== EXCERPTED DATA ==

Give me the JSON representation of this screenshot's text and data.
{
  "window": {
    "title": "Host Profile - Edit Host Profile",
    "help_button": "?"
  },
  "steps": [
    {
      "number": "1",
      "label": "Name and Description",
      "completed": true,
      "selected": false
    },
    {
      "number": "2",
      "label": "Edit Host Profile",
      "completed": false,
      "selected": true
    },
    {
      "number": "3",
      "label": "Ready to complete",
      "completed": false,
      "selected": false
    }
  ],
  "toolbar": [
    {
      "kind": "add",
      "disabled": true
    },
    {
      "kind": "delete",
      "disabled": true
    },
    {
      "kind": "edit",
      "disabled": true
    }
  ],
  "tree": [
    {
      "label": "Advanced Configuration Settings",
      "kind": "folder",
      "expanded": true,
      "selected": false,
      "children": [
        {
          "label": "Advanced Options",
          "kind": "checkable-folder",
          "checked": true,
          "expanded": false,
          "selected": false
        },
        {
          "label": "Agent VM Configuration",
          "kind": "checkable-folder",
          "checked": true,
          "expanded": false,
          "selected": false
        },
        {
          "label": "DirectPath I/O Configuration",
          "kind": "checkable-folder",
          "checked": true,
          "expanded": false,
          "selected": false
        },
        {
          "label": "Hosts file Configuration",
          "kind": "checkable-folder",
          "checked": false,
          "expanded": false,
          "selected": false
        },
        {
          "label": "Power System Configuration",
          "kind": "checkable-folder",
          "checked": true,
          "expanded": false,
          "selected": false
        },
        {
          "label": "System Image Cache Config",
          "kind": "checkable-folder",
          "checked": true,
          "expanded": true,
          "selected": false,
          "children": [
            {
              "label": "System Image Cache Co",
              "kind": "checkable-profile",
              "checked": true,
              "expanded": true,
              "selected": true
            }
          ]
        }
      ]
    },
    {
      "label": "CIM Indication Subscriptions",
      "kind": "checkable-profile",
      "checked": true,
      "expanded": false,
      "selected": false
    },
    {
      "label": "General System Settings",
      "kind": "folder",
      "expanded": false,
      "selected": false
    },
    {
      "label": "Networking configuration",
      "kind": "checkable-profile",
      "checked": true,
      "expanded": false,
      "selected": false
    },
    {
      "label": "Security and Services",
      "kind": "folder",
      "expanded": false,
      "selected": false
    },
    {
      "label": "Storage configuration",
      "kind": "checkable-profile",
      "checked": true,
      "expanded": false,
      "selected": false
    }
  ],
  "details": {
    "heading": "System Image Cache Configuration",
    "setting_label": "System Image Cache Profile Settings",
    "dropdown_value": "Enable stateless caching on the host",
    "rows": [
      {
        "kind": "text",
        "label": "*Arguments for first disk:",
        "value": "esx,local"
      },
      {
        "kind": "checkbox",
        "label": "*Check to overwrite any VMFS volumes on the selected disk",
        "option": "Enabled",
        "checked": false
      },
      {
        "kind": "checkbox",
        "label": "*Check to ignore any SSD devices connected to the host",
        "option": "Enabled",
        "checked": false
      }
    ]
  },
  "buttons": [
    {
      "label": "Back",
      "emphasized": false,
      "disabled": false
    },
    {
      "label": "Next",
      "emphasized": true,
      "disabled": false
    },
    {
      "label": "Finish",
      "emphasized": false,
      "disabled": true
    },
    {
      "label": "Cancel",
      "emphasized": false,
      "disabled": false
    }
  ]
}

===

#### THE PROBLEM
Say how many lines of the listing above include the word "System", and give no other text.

#### SOLUTION BELOW
6